• [MATERIAL PROVIDED]:
* * * *

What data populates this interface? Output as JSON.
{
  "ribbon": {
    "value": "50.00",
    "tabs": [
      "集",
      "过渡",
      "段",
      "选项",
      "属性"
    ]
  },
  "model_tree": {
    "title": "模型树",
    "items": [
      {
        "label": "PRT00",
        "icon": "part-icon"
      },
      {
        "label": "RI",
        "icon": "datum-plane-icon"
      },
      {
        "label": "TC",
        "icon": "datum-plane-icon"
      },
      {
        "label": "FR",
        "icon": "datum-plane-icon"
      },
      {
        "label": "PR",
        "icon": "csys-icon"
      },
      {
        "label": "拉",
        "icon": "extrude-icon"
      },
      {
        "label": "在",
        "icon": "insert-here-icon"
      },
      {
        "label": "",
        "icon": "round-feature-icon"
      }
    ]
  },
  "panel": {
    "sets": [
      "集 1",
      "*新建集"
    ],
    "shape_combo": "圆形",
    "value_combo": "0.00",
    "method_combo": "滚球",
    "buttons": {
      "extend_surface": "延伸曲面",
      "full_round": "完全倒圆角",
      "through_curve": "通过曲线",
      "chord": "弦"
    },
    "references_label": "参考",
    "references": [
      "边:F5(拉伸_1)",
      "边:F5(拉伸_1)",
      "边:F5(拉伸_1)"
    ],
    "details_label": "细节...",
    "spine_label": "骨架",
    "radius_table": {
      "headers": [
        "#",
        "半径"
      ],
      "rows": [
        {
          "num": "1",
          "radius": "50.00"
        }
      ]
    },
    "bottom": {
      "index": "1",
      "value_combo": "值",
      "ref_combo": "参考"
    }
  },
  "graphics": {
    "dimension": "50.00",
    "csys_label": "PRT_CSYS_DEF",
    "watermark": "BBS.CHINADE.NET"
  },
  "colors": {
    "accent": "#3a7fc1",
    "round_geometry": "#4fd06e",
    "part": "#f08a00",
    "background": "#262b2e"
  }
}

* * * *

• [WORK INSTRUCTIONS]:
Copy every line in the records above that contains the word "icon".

• [COMPLETED EXERCISE]:
        "icon": "part-icon"
        "icon": "datum-plane-icon"
        "icon": "datum-plane-icon"
        "icon": "datum-plane-icon"
        "icon": "csys-icon"
        "icon": "extrude-icon"
        "icon": "insert-here-icon"
        "icon": "round-feature-icon"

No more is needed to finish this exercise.